**YOUR INSTRUCTIONS**
Line by line, repeat all the material exactly as it appears.

___ DATASET ___

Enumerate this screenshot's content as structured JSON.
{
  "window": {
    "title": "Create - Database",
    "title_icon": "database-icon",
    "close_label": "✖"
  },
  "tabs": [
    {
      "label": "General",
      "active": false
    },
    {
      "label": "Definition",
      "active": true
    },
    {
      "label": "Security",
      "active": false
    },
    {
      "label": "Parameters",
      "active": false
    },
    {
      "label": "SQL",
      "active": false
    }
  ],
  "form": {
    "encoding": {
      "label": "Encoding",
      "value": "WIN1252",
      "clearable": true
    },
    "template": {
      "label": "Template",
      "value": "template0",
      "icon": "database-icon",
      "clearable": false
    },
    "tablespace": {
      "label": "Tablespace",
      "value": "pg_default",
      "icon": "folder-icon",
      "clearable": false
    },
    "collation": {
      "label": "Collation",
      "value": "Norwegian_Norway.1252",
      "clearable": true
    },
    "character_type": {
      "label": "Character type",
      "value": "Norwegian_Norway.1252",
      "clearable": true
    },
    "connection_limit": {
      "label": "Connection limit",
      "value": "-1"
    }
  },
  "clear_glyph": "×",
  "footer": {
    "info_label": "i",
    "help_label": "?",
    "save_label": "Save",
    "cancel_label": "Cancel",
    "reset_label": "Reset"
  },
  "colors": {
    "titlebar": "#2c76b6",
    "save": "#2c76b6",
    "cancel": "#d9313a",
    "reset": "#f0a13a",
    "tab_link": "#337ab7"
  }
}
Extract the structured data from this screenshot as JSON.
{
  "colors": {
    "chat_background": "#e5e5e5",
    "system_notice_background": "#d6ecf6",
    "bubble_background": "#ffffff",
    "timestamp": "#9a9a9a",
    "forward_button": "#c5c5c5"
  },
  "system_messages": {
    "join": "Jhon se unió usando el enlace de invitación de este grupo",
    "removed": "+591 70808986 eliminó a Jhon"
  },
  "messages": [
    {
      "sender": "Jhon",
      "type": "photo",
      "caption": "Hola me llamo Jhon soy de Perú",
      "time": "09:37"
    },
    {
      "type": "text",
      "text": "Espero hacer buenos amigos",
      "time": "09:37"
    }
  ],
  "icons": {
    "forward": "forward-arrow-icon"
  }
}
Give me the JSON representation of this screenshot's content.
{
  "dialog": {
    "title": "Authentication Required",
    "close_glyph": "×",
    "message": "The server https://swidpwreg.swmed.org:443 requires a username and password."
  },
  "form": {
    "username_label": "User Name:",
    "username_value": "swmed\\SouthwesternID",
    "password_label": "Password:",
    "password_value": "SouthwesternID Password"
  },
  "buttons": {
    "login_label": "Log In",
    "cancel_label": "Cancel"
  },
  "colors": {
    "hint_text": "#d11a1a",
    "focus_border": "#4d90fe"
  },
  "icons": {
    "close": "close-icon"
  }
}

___

**SOLUTION FOR THIS TASK**
Enumerate this screenshot's content as structured JSON.
{
  "window": {
    "title": "Create - Database",
    "title_icon": "database-icon",
    "close_label": "✖"
  },
  "tabs": [
    {
      "label": "General",
      "active": false
    },
    {
      "label": "Definition",
      "active": true
    },
    {
      "label": "Security",
      "active": false
    },
    {
      "label": "Parameters",
      "active": false
    },
    {
      "label": "SQL",
      "active": false
    }
  ],
  "form": {
    "encoding": {
      "label": "Encoding",
      "value": "WIN1252",
      "clearable": true
    },
    "template": {
      "label": "Template",
      "value": "template0",
      "icon": "database-icon",
      "clearable": false
    },
    "tablespace": {
      "label": "Tablespace",
      "value": "pg_default",
      "icon": "folder-icon",
      "clearable": false
    },
    "collation": {
      "label": "Collation",
      "value": "Norwegian_Norway.1252",
      "clearable": true
    },
    "character_type": {
      "label": "Character type",
      "value": "Norwegian_Norway.1252",
      "clearable": true
    },
    "connection_limit": {
      "label": "Connection limit",
      "value": "-1"
    }
  },
  "clear_glyph": "×",
  "footer": {
    "info_label": "i",
    "help_label": "?",
    "save_label": "Save",
    "cancel_label": "Cancel",
    "reset_label": "Reset"
  },
  "colors": {
    "titlebar": "#2c76b6",
    "save": "#2c76b6",
    "cancel": "#d9313a",
    "reset": "#f0a13a",
    "tab_link": "#337ab7"
  }
}
Extract the structured data from this screenshot as JSON.
{
  "colors": {
    "chat_background": "#e5e5e5",
    "system_notice_background": "#d6ecf6",
    "bubble_background": "#ffffff",
    "timestamp": "#9a9a9a",
    "forward_button": "#c5c5c5"
  },
  "system_messages": {
    "join": "Jhon se unió usando el enlace de invitación de este grupo",
    "removed": "+591 70808986 eliminó a Jhon"
  },
  "messages": [
    {
      "sender": "Jhon",
      "type": "photo",
      "caption": "Hola me llamo Jhon soy de Perú",
      "time": "09:37"
    },
    {
      "type": "text",
      "text": "Espero hacer buenos amigos",
      "time": "09:37"
    }
  ],
  "icons": {
    "forward": "forward-arrow-icon"
  }
}
Give me the JSON representation of this screenshot's content.
{
  "dialog": {
    "title": "Authentication Required",
    "close_glyph": "×",
    "message": "The server https://swidpwreg.swmed.org:443 requires a username and password."
  },
  "form": {
    "username_label": "User Name:",
    "username_value": "swmed\\SouthwesternID",
    "password_label": "Password:",
    "password_value": "SouthwesternID Password"
  },
  "buttons": {
    "login_label": "Log In",
    "cancel_label": "Cancel"
  },
  "colors": {
    "hint_text": "#d11a1a",
    "focus_border": "#4d90fe"
  },
  "icons": {
    "close": "close-icon"
  }
}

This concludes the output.